View Full Version : liver problems?

04-21-2005, 11:23 PM
so i went to see my new rheumy today and i guess i have something wrong with my liver. they think it's not lupus related but now they have taken away my plaquenil and wont give me anything to ease my lupus pains, as they most of the meds for lupus effect the liver, i guess? i'm a mess! my body is falling apart left and right. oh well. i was sat in a tiny room with 20 rheumies today! 3 old ones and 17 new ones that were there to learn. they were looking in my mouth and poking and prodding...i felt like i was under a microscope. i feel good about having a whole team trying to help me, but i wish it didn't take all of this work. thanks for listening. by the way, i was having these terrible itchies all over my legs and arms...they said it was due to the plaquenil.

04-22-2005, 04:03 AM
Hi Sonia,

Poor you, you must be in a lot of pain without any meds right now. That must have been some experiance having all those doctors around you.
My Rheumy always says that my liver is over the points it should be on the blodd test report due to the medication for lupus, although mine is never bad enough to take me off the meds. Maybe its worth considering that the meds you are on is what is affecting your liver. Plus I read that any damage caused this way is normally always reversable once the meds are stopped or changed. I hope this works for you.
I had bad itching whilst on planquinel too and was taken off for that reason so I can relate.
Hope you feel better soon. :)
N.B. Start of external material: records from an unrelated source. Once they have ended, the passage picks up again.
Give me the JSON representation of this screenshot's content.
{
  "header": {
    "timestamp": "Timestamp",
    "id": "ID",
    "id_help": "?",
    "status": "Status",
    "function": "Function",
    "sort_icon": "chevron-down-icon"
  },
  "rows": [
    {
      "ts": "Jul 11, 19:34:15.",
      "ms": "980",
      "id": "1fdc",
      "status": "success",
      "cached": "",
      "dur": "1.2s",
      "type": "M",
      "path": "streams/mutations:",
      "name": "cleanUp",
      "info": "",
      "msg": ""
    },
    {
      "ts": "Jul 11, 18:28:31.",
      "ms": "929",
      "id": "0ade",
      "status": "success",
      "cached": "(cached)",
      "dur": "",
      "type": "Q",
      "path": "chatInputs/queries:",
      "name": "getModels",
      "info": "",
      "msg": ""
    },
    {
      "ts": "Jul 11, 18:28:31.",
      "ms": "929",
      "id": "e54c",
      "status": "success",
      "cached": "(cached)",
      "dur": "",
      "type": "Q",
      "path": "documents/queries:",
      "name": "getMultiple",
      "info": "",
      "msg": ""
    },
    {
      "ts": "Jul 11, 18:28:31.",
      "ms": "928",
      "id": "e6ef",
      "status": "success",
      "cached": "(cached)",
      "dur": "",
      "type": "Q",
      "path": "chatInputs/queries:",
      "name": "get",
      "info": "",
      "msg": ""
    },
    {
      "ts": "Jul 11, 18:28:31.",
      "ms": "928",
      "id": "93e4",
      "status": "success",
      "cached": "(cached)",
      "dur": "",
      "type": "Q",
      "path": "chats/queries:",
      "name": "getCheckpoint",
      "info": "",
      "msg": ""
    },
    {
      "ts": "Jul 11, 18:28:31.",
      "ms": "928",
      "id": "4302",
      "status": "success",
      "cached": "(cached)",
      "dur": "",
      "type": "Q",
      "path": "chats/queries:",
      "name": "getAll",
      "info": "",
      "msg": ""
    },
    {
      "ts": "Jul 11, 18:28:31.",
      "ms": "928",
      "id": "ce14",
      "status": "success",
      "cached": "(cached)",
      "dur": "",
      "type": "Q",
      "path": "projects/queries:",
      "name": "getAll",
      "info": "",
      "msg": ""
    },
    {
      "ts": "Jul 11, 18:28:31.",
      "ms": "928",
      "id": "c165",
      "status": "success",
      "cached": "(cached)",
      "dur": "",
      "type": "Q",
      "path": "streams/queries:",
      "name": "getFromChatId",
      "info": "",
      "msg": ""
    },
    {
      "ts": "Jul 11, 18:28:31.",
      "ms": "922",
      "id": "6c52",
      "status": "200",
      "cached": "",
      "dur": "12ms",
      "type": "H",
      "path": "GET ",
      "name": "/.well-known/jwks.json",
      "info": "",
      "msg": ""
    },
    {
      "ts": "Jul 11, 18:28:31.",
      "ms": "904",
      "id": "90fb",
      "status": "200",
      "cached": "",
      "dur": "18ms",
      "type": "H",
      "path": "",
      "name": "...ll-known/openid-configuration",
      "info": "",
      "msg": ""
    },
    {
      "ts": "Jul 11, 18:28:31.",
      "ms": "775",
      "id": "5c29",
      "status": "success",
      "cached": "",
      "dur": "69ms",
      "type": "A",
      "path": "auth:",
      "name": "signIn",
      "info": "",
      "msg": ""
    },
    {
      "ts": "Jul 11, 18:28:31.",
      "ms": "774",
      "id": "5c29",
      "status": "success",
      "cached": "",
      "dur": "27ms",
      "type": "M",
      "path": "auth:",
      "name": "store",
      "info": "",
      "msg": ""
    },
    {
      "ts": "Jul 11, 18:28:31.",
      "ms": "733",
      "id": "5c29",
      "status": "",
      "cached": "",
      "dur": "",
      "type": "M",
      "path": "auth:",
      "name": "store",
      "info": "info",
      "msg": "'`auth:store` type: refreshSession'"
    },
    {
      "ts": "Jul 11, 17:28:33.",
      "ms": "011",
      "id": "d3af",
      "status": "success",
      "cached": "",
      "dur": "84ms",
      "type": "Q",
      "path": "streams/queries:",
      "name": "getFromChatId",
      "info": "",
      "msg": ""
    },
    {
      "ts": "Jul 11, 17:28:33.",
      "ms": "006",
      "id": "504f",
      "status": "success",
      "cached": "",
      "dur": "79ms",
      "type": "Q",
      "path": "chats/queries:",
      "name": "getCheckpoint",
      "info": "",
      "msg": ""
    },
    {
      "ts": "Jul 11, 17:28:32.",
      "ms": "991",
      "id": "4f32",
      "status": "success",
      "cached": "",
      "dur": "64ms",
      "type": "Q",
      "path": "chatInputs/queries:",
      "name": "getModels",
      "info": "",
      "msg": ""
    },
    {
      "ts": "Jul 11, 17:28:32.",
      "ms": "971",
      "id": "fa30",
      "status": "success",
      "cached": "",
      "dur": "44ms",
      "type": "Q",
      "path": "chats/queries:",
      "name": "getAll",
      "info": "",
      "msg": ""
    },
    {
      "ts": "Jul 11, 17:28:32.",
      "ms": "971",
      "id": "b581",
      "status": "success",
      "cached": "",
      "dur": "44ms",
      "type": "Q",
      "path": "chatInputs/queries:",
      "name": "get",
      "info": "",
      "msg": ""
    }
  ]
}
04-22-2005, 08:51 AM
Hi Sonia;
Have your doctor's said when you will be started on some form of treatment for your pain? There are other means to deal with pain in lupus, such as corticosteroid therapy (methotrexate etc.).
Plaquenil is used to treat the symptoms of Lupus such as swelling, inflammation, stiffness, and joint pain.
Side effects of plaquenil treatment for lupus erythematosus and rheumatoid arthritis may include:
Abdominal cramps, abnormal eye pigmentation, acne, anemia, bleaching of hair, blind spots, blisters in mouth and eyes, blood disorders, blurred vision, convulsions, decreased vision, diarrhea, difficulty focusing the eyes, diminished reflexes, dizziness, emotional changes, excessive coloring of the skin, eye muscle paralysis, "foggy vision," halos around lights, headache, hearing loss, heart problems, hives, involuntary eyeball movement, irritability, itching, light flashes and streaks, light intolerance, liver problems or failure, loss of hair, loss or lack of appetite, muscle paralysis, muscle weakness and wasting, nausea, nervousness, nightmares, psoriasis (dry, scaly, red skin patches), reading difficulties, ringing in the ears, skin eruptions, skin inflammation and scaling, skin rash, vertigo, vomiting, weariness, weight loss
There is no treatment for liver damage once it occurs. The primary approach is to discontinue any medications that are processed through the liver. Your doctor may also prescribe medications that help reduce the symptoms of liver damage. For example, you may be prescribed a diuretic to reduce fluid accumulation or swelling by making you urinate out extra fluid. A commonly used diuretic is furosemide.
Loss of liver function affects the body in many ways. Following are the common problems, or complications, caused by liver damage:
Edema and ascites. When the liver loses its ability to make the protein albumin, water accumulates in the legs (edema) and abdomen (ascites).
Bruising and bleeding. When the liver slows or stops production of the proteins needed for blood clotting, a person will bruise or bleed easily. The palms of the hands may be reddish and blotchy with palmar erythema.
Because of the nature and cost of the medications used to treat lupus, their potentially serious side effects, and the lack of a cure, many patients seek other ways of treating the disease. Some alternative approaches that have been suggested include special diets, nutritional supplements, fish oils, ointments and creams, chiropractic treatment, and homeopathy.
Although these methods may not be harmful in and of themselves, and they may be associated with symptomatic or psychosocial benefit, no research to date shows that they affect the disease process or prevent organ damage. Some alternative or complementary approaches may help the patient cope or reduce some of the stress associated with living with a chronic illness. If the doctor feels the approach has value and will not be harmful, it can be incorporated into your treatment plan.
I don't think that it is necessary for you to go without any treatment for your pain. At the very least, your docto should talk to you about alternatives...I mean, even if it is just ibuprofen..you need something to manage your pain!!
Let us know how you are progressings
Best of Luck